--- Prompt ---
A complete copy of the entries, exactly as written, is the expected result.

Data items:
○ ○ ○ ○
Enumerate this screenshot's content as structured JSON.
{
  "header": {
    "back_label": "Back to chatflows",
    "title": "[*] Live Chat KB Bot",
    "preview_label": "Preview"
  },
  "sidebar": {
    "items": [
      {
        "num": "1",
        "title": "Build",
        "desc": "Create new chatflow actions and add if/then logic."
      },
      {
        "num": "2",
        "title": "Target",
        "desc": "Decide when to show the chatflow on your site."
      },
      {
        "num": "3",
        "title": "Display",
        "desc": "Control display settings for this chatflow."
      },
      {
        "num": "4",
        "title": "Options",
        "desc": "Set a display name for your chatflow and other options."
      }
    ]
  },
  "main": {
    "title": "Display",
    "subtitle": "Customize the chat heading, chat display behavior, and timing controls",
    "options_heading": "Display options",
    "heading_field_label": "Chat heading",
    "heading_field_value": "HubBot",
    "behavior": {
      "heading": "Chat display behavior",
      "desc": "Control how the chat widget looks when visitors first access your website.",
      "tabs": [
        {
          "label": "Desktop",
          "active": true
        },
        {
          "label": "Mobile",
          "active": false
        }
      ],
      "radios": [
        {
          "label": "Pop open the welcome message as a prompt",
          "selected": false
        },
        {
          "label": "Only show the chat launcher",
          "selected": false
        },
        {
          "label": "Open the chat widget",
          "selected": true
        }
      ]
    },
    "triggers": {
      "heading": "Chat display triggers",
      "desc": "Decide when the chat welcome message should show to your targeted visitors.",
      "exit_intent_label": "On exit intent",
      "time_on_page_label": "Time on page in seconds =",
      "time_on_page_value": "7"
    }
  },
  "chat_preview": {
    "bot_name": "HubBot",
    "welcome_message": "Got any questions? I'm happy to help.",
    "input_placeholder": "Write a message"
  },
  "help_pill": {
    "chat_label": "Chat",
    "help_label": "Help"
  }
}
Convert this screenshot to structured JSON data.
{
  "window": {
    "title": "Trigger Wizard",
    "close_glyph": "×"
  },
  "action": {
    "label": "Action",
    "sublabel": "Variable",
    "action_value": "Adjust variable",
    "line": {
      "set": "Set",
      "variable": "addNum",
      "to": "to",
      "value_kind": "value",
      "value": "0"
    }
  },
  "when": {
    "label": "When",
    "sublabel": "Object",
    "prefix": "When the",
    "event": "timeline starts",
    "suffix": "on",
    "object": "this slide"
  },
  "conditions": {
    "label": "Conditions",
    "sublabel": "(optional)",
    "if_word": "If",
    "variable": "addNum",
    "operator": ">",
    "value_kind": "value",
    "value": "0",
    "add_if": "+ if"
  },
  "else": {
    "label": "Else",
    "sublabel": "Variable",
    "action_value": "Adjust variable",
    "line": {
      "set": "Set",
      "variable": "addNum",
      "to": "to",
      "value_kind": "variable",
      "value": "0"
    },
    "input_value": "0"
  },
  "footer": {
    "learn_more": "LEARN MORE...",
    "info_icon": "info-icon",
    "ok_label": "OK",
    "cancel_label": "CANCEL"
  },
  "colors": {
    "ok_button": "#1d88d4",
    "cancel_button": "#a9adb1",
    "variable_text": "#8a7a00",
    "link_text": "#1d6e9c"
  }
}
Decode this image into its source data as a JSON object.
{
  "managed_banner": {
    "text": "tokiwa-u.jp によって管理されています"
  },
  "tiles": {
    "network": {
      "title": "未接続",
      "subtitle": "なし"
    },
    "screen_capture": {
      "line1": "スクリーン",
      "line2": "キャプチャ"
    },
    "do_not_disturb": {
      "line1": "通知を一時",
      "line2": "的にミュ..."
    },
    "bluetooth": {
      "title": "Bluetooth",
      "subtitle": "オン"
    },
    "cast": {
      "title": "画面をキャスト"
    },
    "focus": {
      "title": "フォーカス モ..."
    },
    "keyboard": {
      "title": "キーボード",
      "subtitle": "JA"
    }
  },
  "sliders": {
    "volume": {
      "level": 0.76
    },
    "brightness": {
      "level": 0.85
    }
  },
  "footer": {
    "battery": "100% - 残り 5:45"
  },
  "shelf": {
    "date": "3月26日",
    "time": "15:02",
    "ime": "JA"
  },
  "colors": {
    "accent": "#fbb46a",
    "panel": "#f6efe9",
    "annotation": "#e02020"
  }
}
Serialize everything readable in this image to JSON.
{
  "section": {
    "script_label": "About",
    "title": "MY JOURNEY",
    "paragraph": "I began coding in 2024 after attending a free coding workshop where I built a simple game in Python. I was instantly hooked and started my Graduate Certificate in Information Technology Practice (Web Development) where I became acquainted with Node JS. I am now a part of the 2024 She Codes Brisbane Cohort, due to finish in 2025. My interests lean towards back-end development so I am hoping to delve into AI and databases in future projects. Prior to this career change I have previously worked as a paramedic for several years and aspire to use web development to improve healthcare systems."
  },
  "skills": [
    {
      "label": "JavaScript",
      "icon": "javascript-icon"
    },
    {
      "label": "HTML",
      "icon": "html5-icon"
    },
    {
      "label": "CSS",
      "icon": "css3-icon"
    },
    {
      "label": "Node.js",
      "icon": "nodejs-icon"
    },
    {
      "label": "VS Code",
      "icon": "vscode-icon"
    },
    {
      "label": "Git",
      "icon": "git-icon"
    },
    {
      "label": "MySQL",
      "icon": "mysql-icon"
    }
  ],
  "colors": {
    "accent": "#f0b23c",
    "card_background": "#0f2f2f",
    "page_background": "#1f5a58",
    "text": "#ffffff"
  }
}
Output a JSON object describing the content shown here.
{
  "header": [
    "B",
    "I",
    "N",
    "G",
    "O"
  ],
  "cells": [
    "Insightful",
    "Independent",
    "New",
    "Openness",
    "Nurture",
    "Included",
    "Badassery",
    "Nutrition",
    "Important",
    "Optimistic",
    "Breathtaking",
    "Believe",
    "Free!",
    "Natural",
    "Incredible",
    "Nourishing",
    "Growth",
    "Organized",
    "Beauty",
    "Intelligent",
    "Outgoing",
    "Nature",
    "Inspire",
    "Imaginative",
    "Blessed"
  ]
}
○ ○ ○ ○
--- Exercise answer ---
Enumerate this screenshot's content as structured JSON.
{
  "header": {
    "back_label": "Back to chatflows",
    "title": "[*] Live Chat KB Bot",
    "preview_label": "Preview"
  },
  "sidebar": {
    "items": [
      {
        "num": "1",
        "title": "Build",
        "desc": "Create new chatflow actions and add if/then logic."
      },
      {
        "num": "2",
        "title": "Target",
        "desc": "Decide when to show the chatflow on your site."
      },
      {
        "num": "3",
        "title": "Display",
        "desc": "Control display settings for this chatflow."
      },
      {
        "num": "4",
        "title": "Options",
        "desc": "Set a display name for your chatflow and other options."
      }
    ]
  },
  "main": {
    "title": "Display",
    "subtitle": "Customize the chat heading, chat display behavior, and timing controls",
    "options_heading": "Display options",
    "heading_field_label": "Chat heading",
    "heading_field_value": "HubBot",
    "behavior": {
      "heading": "Chat display behavior",
      "desc": "Control how the chat widget looks when visitors first access your website.",
      "tabs": [
        {
          "label": "Desktop",
          "active": true
        },
        {
          "label": "Mobile",
          "active": false
        }
      ],
      "radios": [
        {
          "label": "Pop open the welcome message as a prompt",
          "selected": false
        },
        {
          "label": "Only show the chat launcher",
          "selected": false
        },
        {
          "label": "Open the chat widget",
          "selected": true
        }
      ]
    },
    "triggers": {
      "heading": "Chat display triggers",
      "desc": "Decide when the chat welcome message should show to your targeted visitors.",
      "exit_intent_label": "On exit intent",
      "time_on_page_label": "Time on page in seconds =",
      "time_on_page_value": "7"
    }
  },
  "chat_preview": {
    "bot_name": "HubBot",
    "welcome_message": "Got any questions? I'm happy to help.",
    "input_placeholder": "Write a message"
  },
  "help_pill": {
    "chat_label": "Chat",
    "help_label": "Help"
  }
}
Convert this screenshot to structured JSON data.
{
  "window": {
    "title": "Trigger Wizard",
    "close_glyph": "×"
  },
  "action": {
    "label": "Action",
    "sublabel": "Variable",
    "action_value": "Adjust variable",
    "line": {
      "set": "Set",
      "variable": "addNum",
      "to": "to",
      "value_kind": "value",
      "value": "0"
    }
  },
  "when": {
    "label": "When",
    "sublabel": "Object",
    "prefix": "When the",
    "event": "timeline starts",
    "suffix": "on",
    "object": "this slide"
  },
  "conditions": {
    "label": "Conditions",
    "sublabel": "(optional)",
    "if_word": "If",
    "variable": "addNum",
    "operator": ">",
    "value_kind": "value",
    "value": "0",
    "add_if": "+ if"
  },
  "else": {
    "label": "Else",
    "sublabel": "Variable",
    "action_value": "Adjust variable",
    "line": {
      "set": "Set",
      "variable": "addNum",
      "to": "to",
      "value_kind": "variable",
      "value": "0"
    },
    "input_value": "0"
  },
  "footer": {
    "learn_more": "LEARN MORE...",
    "info_icon": "info-icon",
    "ok_label": "OK",
    "cancel_label": "CANCEL"
  },
  "colors": {
    "ok_button": "#1d88d4",
    "cancel_button": "#a9adb1",
    "variable_text": "#8a7a00",
    "link_text": "#1d6e9c"
  }
}
Decode this image into its source data as a JSON object.
{
  "managed_banner": {
    "text": "tokiwa-u.jp によって管理されています"
  },
  "tiles": {
    "network": {
      "title": "未接続",
      "subtitle": "なし"
    },
    "screen_capture": {
      "line1": "スクリーン",
      "line2": "キャプチャ"
    },
    "do_not_disturb": {
      "line1": "通知を一時",
      "line2": "的にミュ..."
    },
    "bluetooth": {
      "title": "Bluetooth",
      "subtitle": "オン"
    },
    "cast": {
      "title": "画面をキャスト"
    },
    "focus": {
      "title": "フォーカス モ..."
    },
    "keyboard": {
      "title": "キーボード",
      "subtitle": "JA"
    }
  },
  "sliders": {
    "volume": {
      "level": 0.76
    },
    "brightness": {
      "level": 0.85
    }
  },
  "footer": {
    "battery": "100% - 残り 5:45"
  },
  "shelf": {
    "date": "3月26日",
    "time": "15:02",
    "ime": "JA"
  },
  "colors": {
    "accent": "#fbb46a",
    "panel": "#f6efe9",
    "annotation": "#e02020"
  }
}
Serialize everything readable in this image to JSON.
{
  "section": {
    "script_label": "About",
    "title": "MY JOURNEY",
    "paragraph": "I began coding in 2024 after attending a free coding workshop where I built a simple game in Python. I was instantly hooked and started my Graduate Certificate in Information Technology Practice (Web Development) where I became acquainted with Node JS. I am now a part of the 2024 She Codes Brisbane Cohort, due to finish in 2025. My interests lean towards back-end development so I am hoping to delve into AI and databases in future projects. Prior to this career change I have previously worked as a paramedic for several years and aspire to use web development to improve healthcare systems."
  },
  "skills": [
    {
      "label": "JavaScript",
      "icon": "javascript-icon"
    },
    {
      "label": "HTML",
      "icon": "html5-icon"
    },
    {
      "label": "CSS",
      "icon": "css3-icon"
    },
    {
      "label": "Node.js",
      "icon": "nodejs-icon"
    },
    {
      "label": "VS Code",
      "icon": "vscode-icon"
    },
    {
      "label": "Git",
      "icon": "git-icon"
    },
    {
      "label": "MySQL",
      "icon": "mysql-icon"
    }
  ],
  "colors": {
    "accent": "#f0b23c",
    "card_background": "#0f2f2f",
    "page_background": "#1f5a58",
    "text": "#ffffff"
  }
}
Output a JSON object describing the content shown here.
{
  "header": [
    "B",
    "I",
    "N",
    "G",
    "O"
  ],
  "cells": [
    "Insightful",
    "Independent",
    "New",
    "Openness",
    "Nurture",
    "Included",
    "Badassery",
    "Nutrition",
    "Important",
    "Optimistic",
    "Breathtaking",
    "Believe",
    "Free!",
    "Natural",
    "Incredible",
    "Nourishing",
    "Growth",
    "Organized",
    "Beauty",
    "Intelligent",
    "Outgoing",
    "Nature",
    "Inspire",
    "Imaginative",
    "Blessed"
  ]
}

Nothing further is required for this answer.